Arsene Wenger cut a disconsolate figure last night, admitting he was at a loss to explain why his team had performed so poorly. The Arsenal manager suggested there were "some mental reasons" pondering aloud the possibility that his team were "inhibited, or tense". Wenger refused to concede the championship challenge was over, however, admitting: "We need to deliver something special to stay in the race."
He added: "The defeat is difficult to accept, but easy to explain, as we were poor defensively and offensively. It is a massive blow and a massive disappointment, but we have to recover and produce a much better performance on Sunday."
Next Sunday Arsenal play Chelsea at Stamford Bridge and a jubilant Sir Alex Ferguson expressed the hope that "Arsenal batter them". The Manchester United manager added: "This is the time of year to kick on and it was a great performance. The win in midweek [against Manchester City in the Carling Cup semi-final] galvanised us."
Ferguson picked out Nani and Rooney for special praise. The Portuguese, he said, had "played his best game for us" while Rooney "was unbelievable". Ferguson added: "Nani's last three games have been first-class. Rooney was a really great player. They couldn't handle him."
Prior to the match David Gill, United's chief executive, had insisted Rooney was not for sale, arguing his situation was very different to that of Cristiano Ronaldo. The latter wanted to leave but Rooney, by his own admission, is happy at Old Trafford. This Ferguson confirmed: "I know the boy is happy. He's not changed like some of these celebrity footballers, he'll never change."

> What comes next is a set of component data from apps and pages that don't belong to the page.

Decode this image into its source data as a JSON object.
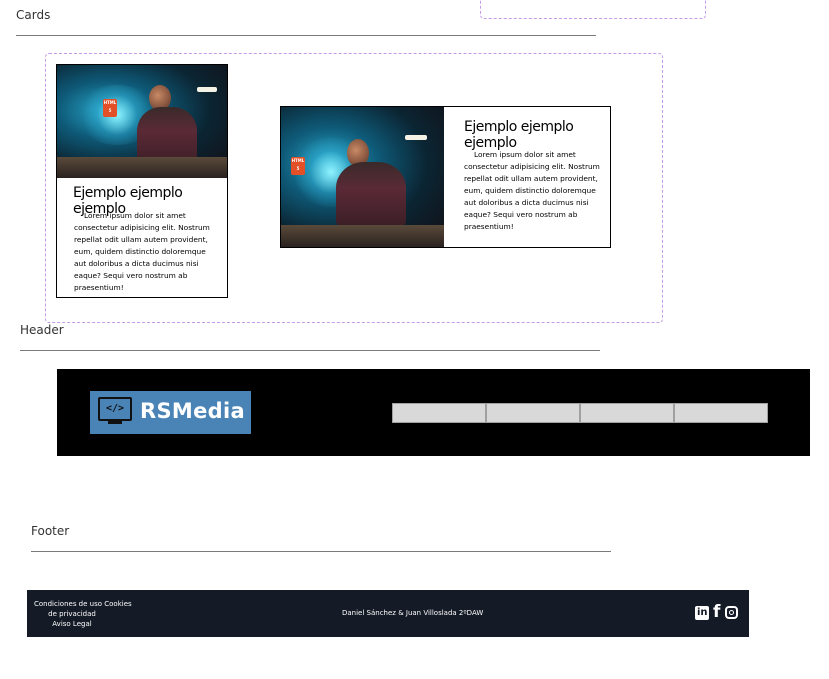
{
  "sections": {
    "cards_label": "Cards",
    "header_label": "Header",
    "footer_label": "Footer"
  },
  "cards": {
    "vertical": {
      "title": "Ejemplo ejemplo ejemplo",
      "text": "Lorem ipsum dolor sit amet consectetur adipisicing elit. Nostrum repellat odit ullam autem provident, eum, quidem distinctio doloremque aut doloribus a dicta ducimus nisi eaque? Sequi vero nostrum ab praesentium!"
    },
    "horizontal": {
      "title": "Ejemplo ejemplo ejemplo",
      "text": "Lorem ipsum dolor sit amet consectetur adipisicing elit. Nostrum repellat odit ullam autem provident, eum, quidem distinctio doloremque aut doloribus a dicta ducimus nisi eaque? Sequi vero nostrum ab praesentium!"
    },
    "image_badge": "HTML"
  },
  "header": {
    "logo_icon_text": "</>",
    "logo_text": "RSMedia",
    "logo_bg": "#4a83b5",
    "nav_items": [
      "",
      "",
      "",
      ""
    ]
  },
  "footer": {
    "links_line1": "Condiciones de uso Cookies",
    "links_line2": "de privacidad",
    "links_line3": "Aviso Legal",
    "credits": "Daniel Sánchez & Juan Villoslada 2ºDAW",
    "social_icons": [
      "linkedin-icon",
      "facebook-icon",
      "instagram-icon"
    ],
    "bg": "#141a26"
  },
  "colors": {
    "header_bg": "#000000",
    "dashed_border": "#c39be8"
  }
}
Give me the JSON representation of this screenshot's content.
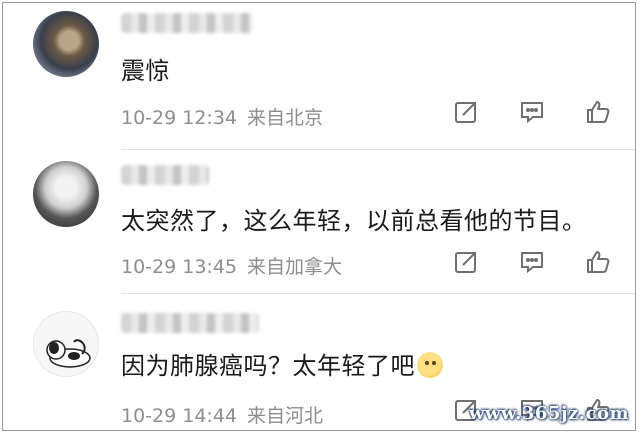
{
  "comments": [
    {
      "text": "震惊",
      "time": "10-29 12:34",
      "location": "来自北京"
    },
    {
      "text": "太突然了，这么年轻，以前总看他的节目。",
      "time": "10-29 13:45",
      "location": "来自加拿大"
    },
    {
      "text": "因为肺腺癌吗？太年轻了吧",
      "emoji": "hugging-face-emoji",
      "time": "10-29 14:44",
      "location": "来自河北"
    }
  ],
  "icons": {
    "share": "share-icon",
    "reply": "comment-icon",
    "like": "thumbs-up-icon"
  },
  "colors": {
    "text": "#1a1a1a",
    "meta": "#8e8e8e",
    "icon": "#6f6f6f",
    "divider": "#e3e3e3"
  },
  "watermark": "www.365jz.com"
}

In an interview with BBC Radio Five Live, Gill also insisted United would not sell either Old Trafford, or their Carrington training ground. Both were mentioned as possible sources of revenue in the prospectus for the club's bond scheme. Gill said: "The sale-and-lease-back opportunity for Carrington within the bond document is done for financial and tax planning. Manchester United will continue to have complete control over that asset and if it ever happened it would be for a peppercorn rent. But I am 100 per cent convinced the sale and lease-back of Old Trafford will never happen under the Glazer ownership."
Gill, who spoke out against the Glazers' takeover before it happened, but has since become a staunch defender of the Florida-based owners, insisted the club, and its finances, were healthy: "We had a record turnover, roughly £280m, and a cash profit in excess of £90m. Very few companies have posted such encouraging results at what is clearly a very difficult time."
The chief executive added that Ferguson's summer transfer budget could exceed the £55m remaining from the Ronaldo transfer and the owners understood that the club would only succeed financially if it was successful on the pitch.
The subject of transfers was also put to Wenger. Would he buy before the end of the window? A firm "No" was the answer. Come the summer, though, he may consider adding some experience in midfield, and perhaps a new goalkeeper and striker.Reuse content